- Exercise aim -
Without any images, write the data out exactly as it appears.

[Component data from apps and pages]
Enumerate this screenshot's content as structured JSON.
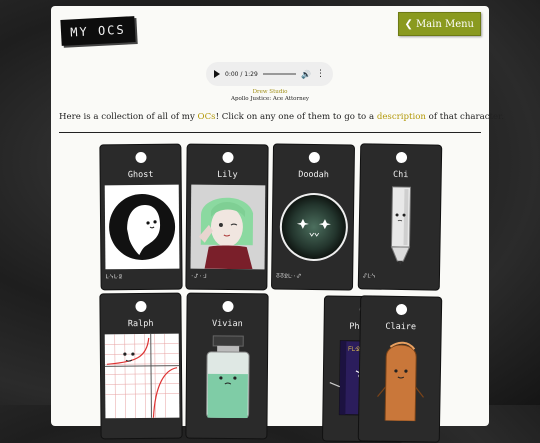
{
  "header": {
    "logo_text": "MY OCS",
    "main_menu_label": "Main Menu",
    "main_menu_icon": "chevron-left-icon"
  },
  "audio": {
    "time": "0:00 / 1:29"
  },
  "credit": {
    "artist": "Drew Studio",
    "song": "Apollo Justice: Ace Attorney"
  },
  "intro": {
    "part1": "Here is a collection of all of my ",
    "link1": "OCs",
    "part2": "! Click on any one of them to go to a ",
    "link2": "description",
    "part3": " of that character."
  },
  "accent_color": "#b3990a",
  "button_color": "#8a9a1f",
  "characters": [
    {
      "name": "Ghost",
      "rune": "ᒷᓭᒷᘖ"
    },
    {
      "name": "Lily",
      "rune": "·ᔑ·ᒲ"
    },
    {
      "name": "Doodah",
      "rune": "ᘔᘔᘖᒷ·ᔑ"
    },
    {
      "name": "Chi",
      "rune": "ᔑᒷᓭ"
    },
    {
      "name": "Ralph",
      "rune": ""
    },
    {
      "name": "Vivian",
      "rune": ""
    },
    {
      "name": "Philip",
      "rune": ""
    },
    {
      "name": "Claire",
      "rune": ""
    }
  ],
  "art_text": {
    "philip_book": "ᖴᒷᘖᔑᒷᔑᓭ"
  }
}
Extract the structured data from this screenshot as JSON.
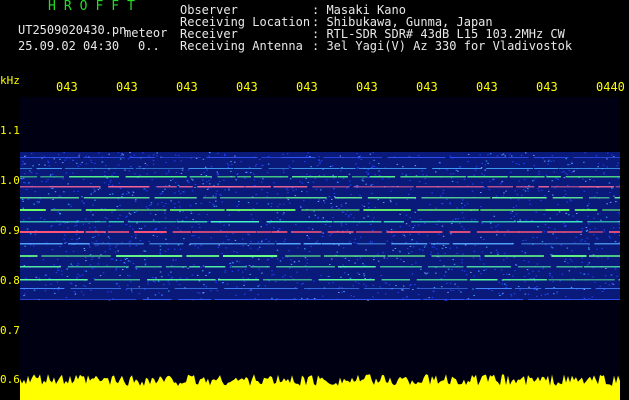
{
  "app": {
    "name": "HROFFT"
  },
  "file": {
    "name": "UT2509020430.pn",
    "type": "meteor",
    "datetime": "25.09.02 04:30",
    "value": "0.."
  },
  "info": [
    {
      "label": "Observer",
      "value": ": Masaki Kano"
    },
    {
      "label": "Receiving Location",
      "value": ": Shibukawa, Gunma, Japan"
    },
    {
      "label": "Receiver",
      "value": ": RTL-SDR SDR# 43dB L15 103.2MHz CW"
    },
    {
      "label": "Receiving Antenna",
      "value": ": 3el Yagi(V) Az 330 for Vladivostok"
    }
  ],
  "axis": {
    "unit": "kHz",
    "x_ticks": [
      "043",
      "043",
      "043",
      "043",
      "043",
      "043",
      "043",
      "043",
      "043",
      "0440"
    ],
    "y_ticks": [
      "1.1",
      "1.0",
      "0.9",
      "0.8",
      "0.7",
      "0.6"
    ]
  },
  "colors": {
    "header_text": "#e8e8e8",
    "app_title": "#22dd22",
    "axis_text": "#ffff00",
    "plot_background": "#000013"
  }
}
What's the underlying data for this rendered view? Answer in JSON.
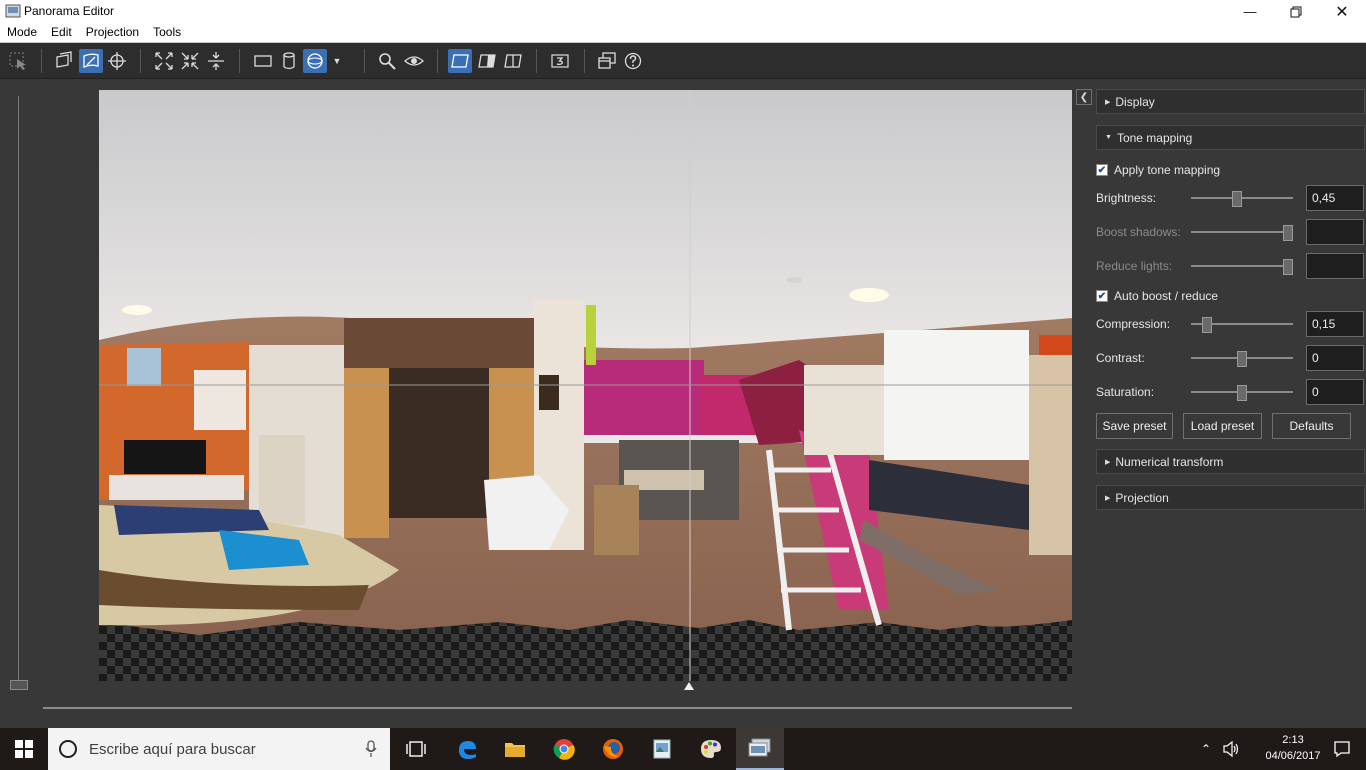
{
  "window": {
    "title": "Panorama Editor"
  },
  "menu": {
    "items": [
      "Mode",
      "Edit",
      "Projection",
      "Tools"
    ]
  },
  "panel": {
    "display": {
      "label": "Display"
    },
    "tone_mapping": {
      "label": "Tone mapping",
      "apply": {
        "label": "Apply tone mapping",
        "checked": true
      },
      "brightness": {
        "label": "Brightness:",
        "value": "0,45",
        "slider": 0.45
      },
      "boost_shadows": {
        "label": "Boost shadows:",
        "value": "",
        "slider": 1.0
      },
      "reduce_lights": {
        "label": "Reduce lights:",
        "value": "",
        "slider": 1.0
      },
      "auto_boost": {
        "label": "Auto boost / reduce",
        "checked": true
      },
      "compression": {
        "label": "Compression:",
        "value": "0,15",
        "slider": 0.15
      },
      "contrast": {
        "label": "Contrast:",
        "value": "0",
        "slider": 0.5
      },
      "saturation": {
        "label": "Saturation:",
        "value": "0",
        "slider": 0.5
      },
      "save_preset": "Save preset",
      "load_preset": "Load preset",
      "defaults": "Defaults"
    },
    "numerical_transform": {
      "label": "Numerical transform"
    },
    "projection": {
      "label": "Projection"
    }
  },
  "taskbar": {
    "search_placeholder": "Escribe aquí para buscar",
    "time": "2:13",
    "date": "04/06/2017"
  }
}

- Answer section -
Enumerate this screenshot's content as structured JSON.
{
  "header": {
    "logo_text": "MY OCS",
    "main_menu_label": "Main Menu",
    "main_menu_icon": "chevron-left-icon"
  },
  "audio": {
    "time": "0:00 / 1:29"
  },
  "credit": {
    "artist": "Drew Studio",
    "song": "Apollo Justice: Ace Attorney"
  },
  "intro": {
    "part1": "Here is a collection of all of my ",
    "link1": "OCs",
    "part2": "! Click on any one of them to go to a ",
    "link2": "description",
    "part3": " of that character."
  },
  "accent_color": "#b3990a",
  "button_color": "#8a9a1f",
  "characters": [
    {
      "name": "Ghost",
      "rune": "ᒷᓭᒷᘖ"
    },
    {
      "name": "Lily",
      "rune": "·ᔑ·ᒲ"
    },
    {
      "name": "Doodah",
      "rune": "ᘔᘔᘖᒷ·ᔑ"
    },
    {
      "name": "Chi",
      "rune": "ᔑᒷᓭ"
    },
    {
      "name": "Ralph",
      "rune": ""
    },
    {
      "name": "Vivian",
      "rune": ""
    },
    {
      "name": "Philip",
      "rune": ""
    },
    {
      "name": "Claire",
      "rune": ""
    }
  ],
  "art_text": {
    "philip_book": "ᖴᒷᘖᔑᒷᔑᓭ"
  }
}
Extract the structured data from this screenshot as JSON.
{
  "app": {
    "name": "HROFFT"
  },
  "file": {
    "name": "UT2509020430.pn",
    "type": "meteor",
    "datetime": "25.09.02 04:30",
    "value": "0.."
  },
  "info": [
    {
      "label": "Observer",
      "value": ": Masaki Kano"
    },
    {
      "label": "Receiving Location",
      "value": ": Shibukawa, Gunma, Japan"
    },
    {
      "label": "Receiver",
      "value": ": RTL-SDR SDR# 43dB L15 103.2MHz CW"
    },
    {
      "label": "Receiving Antenna",
      "value": ": 3el Yagi(V) Az 330 for Vladivostok"
    }
  ],
  "axis": {
    "unit": "kHz",
    "x_ticks": [
      "043",
      "043",
      "043",
      "043",
      "043",
      "043",
      "043",
      "043",
      "043",
      "0440"
    ],
    "y_ticks": [
      "1.1",
      "1.0",
      "0.9",
      "0.8",
      "0.7",
      "0.6"
    ]
  },
  "colors": {
    "header_text": "#e8e8e8",
    "app_title": "#22dd22",
    "axis_text": "#ffff00",
    "plot_background": "#000013"
  }
}
What's the underlying data for this rendered view? Answer in JSON.
{
  "window": {
    "title": "Panorama Editor"
  },
  "menu": {
    "items": [
      "Mode",
      "Edit",
      "Projection",
      "Tools"
    ]
  },
  "panel": {
    "display": {
      "label": "Display"
    },
    "tone_mapping": {
      "label": "Tone mapping",
      "apply": {
        "label": "Apply tone mapping",
        "checked": true
      },
      "brightness": {
        "label": "Brightness:",
        "value": "0,45",
        "slider": 0.45
      },
      "boost_shadows": {
        "label": "Boost shadows:",
        "value": "",
        "slider": 1.0
      },
      "reduce_lights": {
        "label": "Reduce lights:",
        "value": "",
        "slider": 1.0
      },
      "auto_boost": {
        "label": "Auto boost / reduce",
        "checked": true
      },
      "compression": {
        "label": "Compression:",
        "value": "0,15",
        "slider": 0.15
      },
      "contrast": {
        "label": "Contrast:",
        "value": "0",
        "slider": 0.5
      },
      "saturation": {
        "label": "Saturation:",
        "value": "0",
        "slider": 0.5
      },
      "save_preset": "Save preset",
      "load_preset": "Load preset",
      "defaults": "Defaults"
    },
    "numerical_transform": {
      "label": "Numerical transform"
    },
    "projection": {
      "label": "Projection"
    }
  },
  "taskbar": {
    "search_placeholder": "Escribe aquí para buscar",
    "time": "2:13",
    "date": "04/06/2017"
  }
}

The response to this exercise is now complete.